University of Bristol. "Climate change: Can geoengineering satisfy everyone?." ScienceDaily. www.sciencedaily.com/releases/2010/09/100920123916.htm (accessed September 18, 2014).

Share This



More Earth & Climate News

Thursday, September 18, 2014

Featured Research

from universities, journals, and other organizations


Featured Videos

from AP, Reuters, AFP, and other news services

Raw: Elephant Undergoes Surgery in Tbilisi Zoo

Raw: Elephant Undergoes Surgery in Tbilisi Zoo

AP (Sep. 18, 2014) Grand the elephant has successfully undergone surgery to remove a portion of infected tusk at Tbilisi Zoo in Georgia. British veterinary surgeons used an electric drill to extract the infected piece. (Sept. 18) Video provided by AP
Powered by NewsLook.com
Raw: Scientists Examine Colossal Squid

Raw: Scientists Examine Colossal Squid

AP (Sep. 16, 2014) Squid experts in New Zealand thawed and examined an unusual catch on Tuesday: a colossal squid. It was captured in Antarctica's remote Ross Sea in December last year and has been frozen for eight months. (Sept. 16) Video provided by AP
Powered by NewsLook.com
Man Floats for 31 Hours in Gulf Waters

Man Floats for 31 Hours in Gulf Waters

AP (Sep. 16, 2014) A Texas man is lucky to be alive after he and three others floated for more than a day in the Gulf of Mexico when their boat sank during a fishing trip. (Sept. 16) Video provided by AP
Powered by NewsLook.com
Researchers Explore Shipwrecks Off Calif. Coast

Researchers Explore Shipwrecks Off Calif.
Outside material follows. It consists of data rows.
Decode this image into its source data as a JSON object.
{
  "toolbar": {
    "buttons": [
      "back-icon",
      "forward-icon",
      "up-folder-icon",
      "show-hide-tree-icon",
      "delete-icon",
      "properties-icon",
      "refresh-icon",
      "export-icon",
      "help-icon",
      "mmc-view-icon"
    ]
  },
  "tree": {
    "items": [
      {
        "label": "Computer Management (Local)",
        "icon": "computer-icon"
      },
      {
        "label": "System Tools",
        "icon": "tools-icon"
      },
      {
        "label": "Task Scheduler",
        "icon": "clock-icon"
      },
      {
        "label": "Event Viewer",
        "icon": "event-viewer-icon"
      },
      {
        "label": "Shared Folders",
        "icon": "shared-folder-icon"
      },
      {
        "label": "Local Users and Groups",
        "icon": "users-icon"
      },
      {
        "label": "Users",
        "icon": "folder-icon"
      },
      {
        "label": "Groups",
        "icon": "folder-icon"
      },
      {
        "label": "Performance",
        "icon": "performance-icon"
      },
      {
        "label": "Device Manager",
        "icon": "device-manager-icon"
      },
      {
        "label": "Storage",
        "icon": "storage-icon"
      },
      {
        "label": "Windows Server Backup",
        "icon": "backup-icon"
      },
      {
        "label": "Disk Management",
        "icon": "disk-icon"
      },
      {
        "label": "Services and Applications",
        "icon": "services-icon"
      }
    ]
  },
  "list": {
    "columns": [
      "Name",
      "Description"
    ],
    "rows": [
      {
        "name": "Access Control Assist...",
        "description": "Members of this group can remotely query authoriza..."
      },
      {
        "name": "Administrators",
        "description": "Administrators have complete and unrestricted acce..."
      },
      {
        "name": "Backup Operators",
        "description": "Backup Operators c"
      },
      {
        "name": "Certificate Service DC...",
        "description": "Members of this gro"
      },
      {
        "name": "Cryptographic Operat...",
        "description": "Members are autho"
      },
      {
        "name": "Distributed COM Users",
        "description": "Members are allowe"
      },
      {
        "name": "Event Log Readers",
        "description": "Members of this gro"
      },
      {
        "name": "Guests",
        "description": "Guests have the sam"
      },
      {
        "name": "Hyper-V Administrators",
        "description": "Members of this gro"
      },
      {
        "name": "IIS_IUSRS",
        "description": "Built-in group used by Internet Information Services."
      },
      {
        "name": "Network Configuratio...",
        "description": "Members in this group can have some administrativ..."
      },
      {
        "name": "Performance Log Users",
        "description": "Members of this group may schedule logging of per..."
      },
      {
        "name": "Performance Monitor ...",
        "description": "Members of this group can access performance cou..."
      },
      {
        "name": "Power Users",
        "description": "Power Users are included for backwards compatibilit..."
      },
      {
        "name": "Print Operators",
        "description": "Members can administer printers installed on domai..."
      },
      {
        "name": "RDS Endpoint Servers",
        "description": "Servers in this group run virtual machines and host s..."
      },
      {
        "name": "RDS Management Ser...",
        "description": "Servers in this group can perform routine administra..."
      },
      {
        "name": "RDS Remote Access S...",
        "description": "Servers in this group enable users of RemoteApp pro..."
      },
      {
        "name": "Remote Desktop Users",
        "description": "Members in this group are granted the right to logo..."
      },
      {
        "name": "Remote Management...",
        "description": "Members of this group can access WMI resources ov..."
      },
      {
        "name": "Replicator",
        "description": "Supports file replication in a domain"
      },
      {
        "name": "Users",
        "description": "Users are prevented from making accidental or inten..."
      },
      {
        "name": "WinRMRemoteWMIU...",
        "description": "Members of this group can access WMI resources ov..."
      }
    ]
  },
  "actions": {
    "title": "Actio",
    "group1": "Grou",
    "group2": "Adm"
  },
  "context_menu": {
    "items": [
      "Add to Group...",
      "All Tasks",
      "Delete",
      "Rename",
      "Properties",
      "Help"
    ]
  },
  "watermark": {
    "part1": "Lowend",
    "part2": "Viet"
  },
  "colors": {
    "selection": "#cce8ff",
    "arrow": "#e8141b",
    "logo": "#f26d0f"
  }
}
Coast

AP (Sep. 16, 2014) Federal researchers are exploring more than a dozen underwater sites where they believe ships sank in the treacherous waters west of San Francisco in the decades following the Gold Rush. (Sept. 16) Video provided by AP
Powered by NewsLook.com
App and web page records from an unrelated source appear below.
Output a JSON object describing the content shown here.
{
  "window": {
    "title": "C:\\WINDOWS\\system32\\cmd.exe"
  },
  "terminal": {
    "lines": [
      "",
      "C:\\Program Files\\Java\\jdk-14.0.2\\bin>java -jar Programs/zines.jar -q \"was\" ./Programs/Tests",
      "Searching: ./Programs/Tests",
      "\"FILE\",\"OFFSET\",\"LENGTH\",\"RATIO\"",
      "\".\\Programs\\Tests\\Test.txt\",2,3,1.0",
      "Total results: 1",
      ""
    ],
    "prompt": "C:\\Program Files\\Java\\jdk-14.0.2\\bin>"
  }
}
Search ScienceDaily

Number of stories in archives: 140,361

Find with keyword(s):
Enter a keyword or phrase to search ScienceDaily for related topics and research stories.

Save/Print:
Share:

Breaking News:
from the past week

In Other News

... from NewsDaily.com

Science News

Health News

Environment News

Technology News



Save/Print:
Share:

Free Subscriptions


Get the latest science news with ScienceDaily's free email newsletters, updated daily and weekly. Or view hourly updated newsfeeds in your RSS reader:

Get Social & Mobile


Keep up to date with the latest news from ScienceDaily via social networks and mobile apps:

Have Feedback?


Tell us what you think of ScienceDaily -- we welcome both positive and negative comments. Have any problems using the site? Questions?
Mobile: iPhone Android Web
Follow: Facebook Twitter Google+
Subscribe: RSS Feeds Email Newsletters
Latest Headlines Health & Medicine Mind & Brain Space & Time Matter & Energy Computers & Math Plants & Animals Earth & Climate Fossils & Ruins